Is Propane or Natural Gas Better for Heating Your Home?

Propane and natural gas are both popular fuel options when it comes to heating your home. But is one better than the other? We’ll go over the difference between the two and explain how each of them work so you can decide for yourself. 

Propane vs. Natural Gas

Propane and natural gas are both used as an energy source for homes. The most distinct difference between the two is that propane is stored as a liquid in a tank, while natural gas is delivered through pipelines in its gaseous form.

Which is more energy efficient?

Propane is more energy efficient than natural gas.

BTUs (British Thermal Units) are used to measure energy output from different fuel sources. One cubic foot of natural gas produces about 1030 BTUs, while one cubic foot of propane produces 2516 BTUs. In other words, you’ll get twice as much energy out of propane than you will from natural gas at the same price.

Is one better for the environment?

Both propane and natural gas are considered “clean-burning” fuels, but only propane is considered “green.” In order for a fuel to qualify as “green,” it has to be eco-friendly before and after combustion.

In the event of a natural gas leak, you end up exposing the atmosphere to methane (a greenhouse gas). If propane were to leak out of its tank before combustion, it wouldn’t cause any harm to the atmosphere.

What are the safety hazards?

Both types of fuel are highly flammable and should be handled with care at all times. That being said, due to its infrastructure and widespread pipelines, natural gas leaks can be challenging to identify and fix while also causing a more significant impact. 

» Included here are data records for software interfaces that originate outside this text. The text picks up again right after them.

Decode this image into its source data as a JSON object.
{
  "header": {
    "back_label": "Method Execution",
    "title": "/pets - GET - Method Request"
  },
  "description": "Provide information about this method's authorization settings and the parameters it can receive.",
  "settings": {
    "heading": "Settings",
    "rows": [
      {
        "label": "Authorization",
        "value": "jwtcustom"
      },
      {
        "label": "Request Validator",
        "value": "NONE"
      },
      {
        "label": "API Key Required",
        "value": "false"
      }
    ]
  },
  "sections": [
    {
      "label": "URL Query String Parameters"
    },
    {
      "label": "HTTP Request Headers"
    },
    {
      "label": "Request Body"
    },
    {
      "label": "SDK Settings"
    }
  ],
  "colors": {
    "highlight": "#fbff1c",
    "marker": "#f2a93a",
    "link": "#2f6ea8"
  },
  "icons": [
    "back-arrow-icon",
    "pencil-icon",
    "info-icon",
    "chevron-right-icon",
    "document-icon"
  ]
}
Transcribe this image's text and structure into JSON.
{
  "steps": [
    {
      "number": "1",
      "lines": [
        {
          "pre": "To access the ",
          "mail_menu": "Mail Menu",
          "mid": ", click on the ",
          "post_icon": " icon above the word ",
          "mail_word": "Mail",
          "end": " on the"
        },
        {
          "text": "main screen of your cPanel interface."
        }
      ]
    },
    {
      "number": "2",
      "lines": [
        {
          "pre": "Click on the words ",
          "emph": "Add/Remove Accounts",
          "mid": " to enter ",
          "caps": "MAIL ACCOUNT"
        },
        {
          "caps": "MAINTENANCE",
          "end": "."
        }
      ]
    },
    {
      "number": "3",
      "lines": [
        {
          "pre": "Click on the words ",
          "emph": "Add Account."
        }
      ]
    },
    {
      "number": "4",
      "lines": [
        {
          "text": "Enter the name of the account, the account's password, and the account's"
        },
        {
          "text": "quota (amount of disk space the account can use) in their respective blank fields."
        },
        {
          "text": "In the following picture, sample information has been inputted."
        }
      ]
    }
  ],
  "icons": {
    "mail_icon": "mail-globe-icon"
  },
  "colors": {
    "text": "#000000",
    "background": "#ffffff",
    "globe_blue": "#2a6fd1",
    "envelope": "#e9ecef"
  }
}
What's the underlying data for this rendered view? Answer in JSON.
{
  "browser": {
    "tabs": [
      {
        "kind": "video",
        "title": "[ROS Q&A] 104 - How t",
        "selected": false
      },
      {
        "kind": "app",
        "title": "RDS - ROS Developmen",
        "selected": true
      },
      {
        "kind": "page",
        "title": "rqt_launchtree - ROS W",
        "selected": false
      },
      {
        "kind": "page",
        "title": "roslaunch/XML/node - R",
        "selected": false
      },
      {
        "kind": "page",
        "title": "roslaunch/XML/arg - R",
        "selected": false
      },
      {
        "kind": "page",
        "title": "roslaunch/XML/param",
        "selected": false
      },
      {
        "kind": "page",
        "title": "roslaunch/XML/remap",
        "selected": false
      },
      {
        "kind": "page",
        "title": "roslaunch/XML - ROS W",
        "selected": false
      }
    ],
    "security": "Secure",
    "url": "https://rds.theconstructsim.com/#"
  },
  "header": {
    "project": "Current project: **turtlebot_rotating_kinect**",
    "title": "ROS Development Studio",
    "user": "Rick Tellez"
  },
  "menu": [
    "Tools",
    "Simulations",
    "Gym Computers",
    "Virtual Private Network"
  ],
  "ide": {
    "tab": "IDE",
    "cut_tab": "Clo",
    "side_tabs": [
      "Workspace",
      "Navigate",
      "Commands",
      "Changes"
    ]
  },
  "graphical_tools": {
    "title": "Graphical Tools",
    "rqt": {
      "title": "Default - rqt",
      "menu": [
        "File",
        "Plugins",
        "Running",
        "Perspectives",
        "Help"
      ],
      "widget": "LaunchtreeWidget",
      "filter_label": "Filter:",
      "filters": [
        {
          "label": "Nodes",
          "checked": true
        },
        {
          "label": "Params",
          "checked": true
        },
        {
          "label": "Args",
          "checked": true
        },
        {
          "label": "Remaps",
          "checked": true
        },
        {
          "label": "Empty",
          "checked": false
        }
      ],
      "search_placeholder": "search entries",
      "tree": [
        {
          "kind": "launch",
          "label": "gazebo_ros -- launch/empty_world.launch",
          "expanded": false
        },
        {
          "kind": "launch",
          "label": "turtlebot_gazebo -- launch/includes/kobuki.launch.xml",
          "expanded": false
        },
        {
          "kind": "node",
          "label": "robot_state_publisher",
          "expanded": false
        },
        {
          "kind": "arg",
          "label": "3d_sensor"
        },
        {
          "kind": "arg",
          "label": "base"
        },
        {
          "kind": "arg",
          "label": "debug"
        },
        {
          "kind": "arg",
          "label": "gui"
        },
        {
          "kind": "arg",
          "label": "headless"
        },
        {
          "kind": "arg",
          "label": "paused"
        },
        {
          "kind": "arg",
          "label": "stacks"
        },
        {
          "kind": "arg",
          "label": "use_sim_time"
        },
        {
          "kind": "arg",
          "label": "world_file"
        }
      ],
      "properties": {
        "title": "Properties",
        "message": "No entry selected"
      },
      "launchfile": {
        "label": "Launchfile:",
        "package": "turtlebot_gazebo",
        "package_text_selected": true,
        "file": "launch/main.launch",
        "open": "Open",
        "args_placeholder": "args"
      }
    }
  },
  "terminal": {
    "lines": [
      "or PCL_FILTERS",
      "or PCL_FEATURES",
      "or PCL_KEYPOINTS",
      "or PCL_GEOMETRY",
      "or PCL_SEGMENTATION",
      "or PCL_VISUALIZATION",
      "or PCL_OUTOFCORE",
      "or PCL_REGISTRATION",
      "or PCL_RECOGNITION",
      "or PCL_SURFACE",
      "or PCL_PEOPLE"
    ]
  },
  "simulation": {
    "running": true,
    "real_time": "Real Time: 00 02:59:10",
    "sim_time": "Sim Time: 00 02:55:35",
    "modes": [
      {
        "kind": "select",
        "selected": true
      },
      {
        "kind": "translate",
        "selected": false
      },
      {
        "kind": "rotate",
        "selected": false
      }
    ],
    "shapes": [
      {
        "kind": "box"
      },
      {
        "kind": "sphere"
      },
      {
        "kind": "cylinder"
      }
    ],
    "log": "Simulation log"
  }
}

On the other hand, while tanks can explode, it happens so rarely that propane is considered to be safer than natural gas.

How is each fuel delivered to homes?

Natural gas is delivered in its gaseous state through a wide network of pipelines. While there’s no need for refills and it’s accessible 24/7, the proper infrastructure must be put in place for it to work. This could mean: 

  • Hiring a contractor to help with any updates
  • Digging up your yard to bring a pipeline in
  • Converting all of your appliances to natural gas
  • Paying for all of that

Propane, however, is stored in a tank in its liquid form. Tank installation comes with plenty of advantages, including the freedom to choose your own propane supplier. And as far as refills go, many suppliers offer automatic delivery options so you don’t have to worry about keeping track of fuels levels yourself.

If you find yourself trying to choose between two fuel sources for your home, some important factors to consider are cost, energy efficiency, environmental impact, safety, and let’s be honest — convenience. 

If you choose propane and are interested in learning more, give us a call.